Peter the Painter was the possibly fictional person responsible for the shooting death of three police officers… he and his gang (I find it humorous that all accounts talk about the “leader” of this or that anarchist gang) had been robbing a jewelry store to fund their revolutionary activity when they were stopped by police. They won that shoot-out.

Then there was the Siege of Sidney Street. The police tracked down Peter and his gang to a house on Sidney street and well, you guessed it, laid siege. In a perfectly Waco-like moment, “a fire broke out” and the firefighters were prevented from putting out the fire. Winston Churchill himself was present and nearly got pwned when a bullet flew through his top hat. Apparently, this moment was caught on film. I’d love to see it. So anyhow, there was a fire, but the anarchists inside didn’t just surrender out the front door. When police finally entered, they found Fritz Svaars and William Sokolow, anarchists, dead on the floor. No Peter the Painter.
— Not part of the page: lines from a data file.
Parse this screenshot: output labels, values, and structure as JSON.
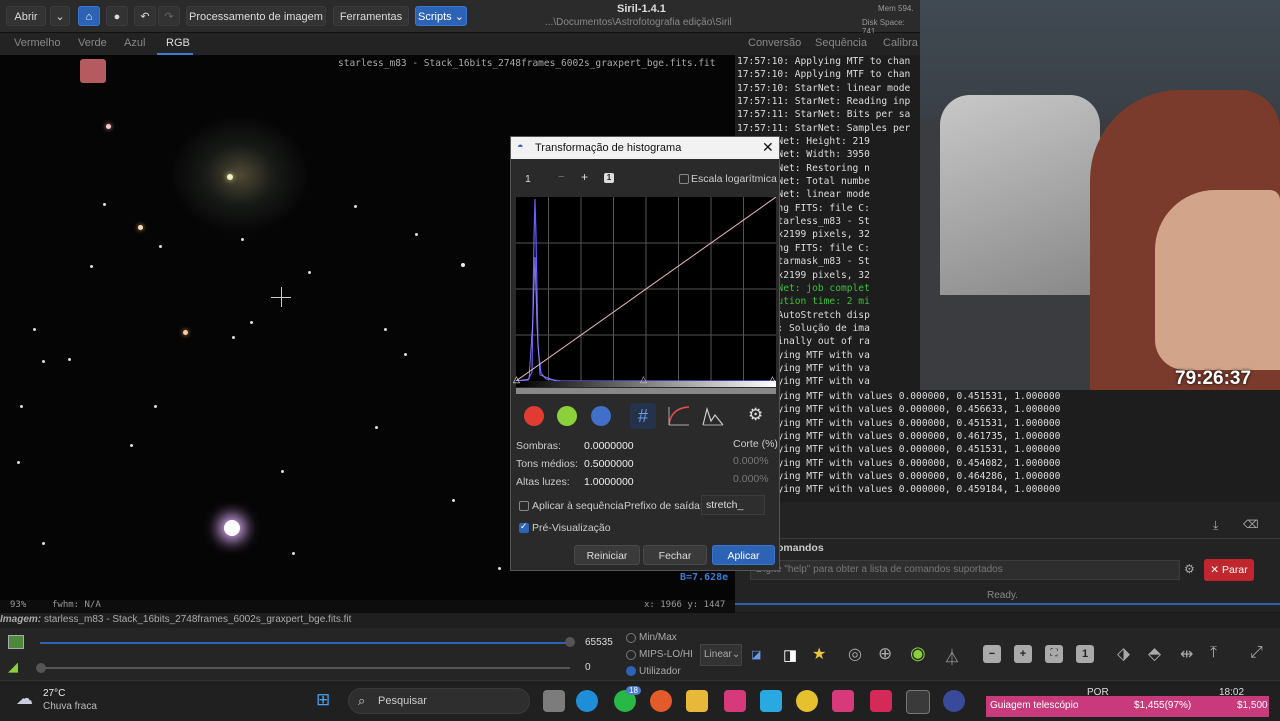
{
  "header": {
    "open_label": "Abrir",
    "image_processing_menu": "Processamento de imagem",
    "tools_menu": "Ferramentas",
    "scripts_menu": "Scripts",
    "app_title": "Siril-1.4.1",
    "path": "...\\Documentos\\Astrofotografia edição\\Siril",
    "mem": "Mem 594.",
    "disk": "Disk Space: 741."
  },
  "channel_tabs": [
    "Vermelho",
    "Verde",
    "Azul",
    "RGB"
  ],
  "image": {
    "filename_overlay": "starless_m83 - Stack_16bits_2748frames_6002s_graxpert_bge.fits.fit",
    "status_zoom": "93%",
    "status_fwhm": "fwhm: N/A",
    "status_coords": "x: 1966 y: 1447",
    "value_overlay": "B=7.628e"
  },
  "console_tabs": [
    "Conversão",
    "Sequência",
    "Calibra"
  ],
  "console_lines": [
    {
      "text": "17:57:10: Applying MTF to chan",
      "color": "normal"
    },
    {
      "text": "17:57:10: Applying MTF to chan",
      "color": "normal"
    },
    {
      "text": "17:57:10: StarNet: linear mode",
      "color": "normal"
    },
    {
      "text": "17:57:11: StarNet: Reading inp",
      "color": "normal"
    },
    {
      "text": "17:57:11: StarNet: Bits per sa",
      "color": "normal"
    },
    {
      "text": "17:57:11: StarNet: Samples per",
      "color": "normal"
    },
    {
      "text": "1: StarNet: Height: 219",
      "color": "normal"
    },
    {
      "text": "1: StarNet: Width: 3950",
      "color": "normal"
    },
    {
      "text": "2: StarNet: Restoring n",
      "color": "normal"
    },
    {
      "text": "2: StarNet: Total numbe",
      "color": "normal"
    },
    {
      "text": "2: StarNet: linear mode",
      "color": "normal"
    },
    {
      "text": "5: Saving FITS: file C:",
      "color": "normal"
    },
    {
      "text": "Siril\\starless_m83 - St",
      "color": "normal"
    },
    {
      "text": "), 3950x2199 pixels, 32",
      "color": "normal"
    },
    {
      "text": "5: Saving FITS: file C:",
      "color": "normal"
    },
    {
      "text": "Siril\\starmask_m83 - St",
      "color": "normal"
    },
    {
      "text": "), 3950x2199 pixels, 32",
      "color": "normal"
    },
    {
      "text": "5: StarNet: job complet",
      "color": "green"
    },
    {
      "text": "5: Execution time: 2 mi",
      "color": "green"
    },
    {
      "text": "4: The AutoStretch disp",
      "color": "normal"
    },
    {
      "text": "1: Undo: Solução de ima",
      "color": "normal"
    },
    {
      "text": "1: Marginally out of ra",
      "color": "normal"
    },
    {
      "text": "1: Applying MTF with va",
      "color": "normal"
    },
    {
      "text": "9: Applying MTF with va",
      "color": "normal"
    },
    {
      "text": "1: Applying MTF with va",
      "color": "normal"
    }
  ],
  "console_wide_lines": [
    "5: Applying MTF with values 0.000000, 0.451531, 1.000000",
    "5: Applying MTF with values 0.000000, 0.456633, 1.000000",
    "5: Applying MTF with values 0.000000, 0.451531, 1.000000",
    "5: Applying MTF with values 0.000000, 0.461735, 1.000000",
    "4: Applying MTF with values 0.000000, 0.451531, 1.000000",
    "9: Applying MTF with values 0.000000, 0.454082, 1.000000",
    "2: Applying MTF with values 0.000000, 0.464286, 1.000000",
    "5: Applying MTF with values 0.000000, 0.459184, 1.000000"
  ],
  "commands": {
    "label": "omandos",
    "placeholder": "Digite \"help\" para obter a lista de comandos suportados",
    "stop_label": "Parar",
    "status": "Ready."
  },
  "webcam": {
    "timer": "79:26:37"
  },
  "dialog": {
    "title": "Transformação de histograma",
    "zoom_value": "1",
    "zoom_badge": "1",
    "log_scale_label": "Escala logarítmica",
    "shadows_label": "Sombras:",
    "shadows_value": "0.0000000",
    "midtones_label": "Tons médios:",
    "midtones_value": "0.5000000",
    "highlights_label": "Altas luzes:",
    "highlights_value": "1.0000000",
    "clip_label": "Corte (%)",
    "clip_low": "0.000%",
    "clip_high": "0.000%",
    "apply_sequence_label": "Aplicar à sequência",
    "output_prefix_label": "Prefixo de saída:",
    "output_prefix_value": "stretch_",
    "preview_label": "Pré-Visualização",
    "reset_label": "Reiniciar",
    "close_label": "Fechar",
    "apply_label": "Aplicar"
  },
  "bottom": {
    "image_label": "Imagem:",
    "image_name": "starless_m83 - Stack_16bits_2748frames_6002s_graxpert_bge.fits.fit",
    "slider_max": "65535",
    "slider_min": "0",
    "mode_minmax": "Min/Max",
    "mode_mips": "MIPS-LO/HI",
    "mode_user": "Utilizador",
    "scale_select": "Linear"
  },
  "taskbar": {
    "temperature": "27°C",
    "weather": "Chuva fraca",
    "search_label": "Pesquisar",
    "whatsapp_badge": "18",
    "lang": "POR",
    "time": "18:02",
    "ticker_label": "Guiagem telescópio",
    "ticker_value": "$1,455(97%)",
    "ticker_goal": "$1,500"
  },
  "colors": {
    "accent": "#2c63b5",
    "stop_red": "#c0262d",
    "console_green": "#3cbf3c",
    "ticker_pink": "#c93a7c"
  }
}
Unfortunately, there’s a chance that Peter was another name for Yakov Peters, who was actually tried and acquitted (7 people, 5 men and 2 women, were tried and acquitted in the aftermath of the siege. None of them cops.), went on to go the Bolshevik route, ruining any good reputation he may have had, and helping form the Cheka, the first soviet secret police. He got his comeuppance in the great purge of 1938.

Now of course, the police in london are calling these plaques an outrage since they defend a “murderer”. Obviously, who gets to call whom a murderer is a matter of who wins the fight in the end… are revolutionaries murderers? Perhaps some of them. Perhaps even all of them. But if so, so are police, presidents, soldiers, executioners (hell, judge and jury at that)… the list goes on. Here were people committed to a purpose, one they considered noble, of human emancipation, when agents of the state came to try and take away their freedom. They defended themselves. I’m glad they’ve got a plaque or two.

Strange Maps & the NWO

My friend Willow just told me about one of the best time-sinks in the known internet, Strange Maps. The picture above is from a a post about how the New World Order was going to divide the world after beating back the axis powers. [Remember kids, WWII was about beating nazis, and the civil war was about emancipation. WWI? Did that even happen?]

The site is filled with an ungodly number of interesting maps. The map may not be the territory, but these ones sure explain things you don’t usually see explained.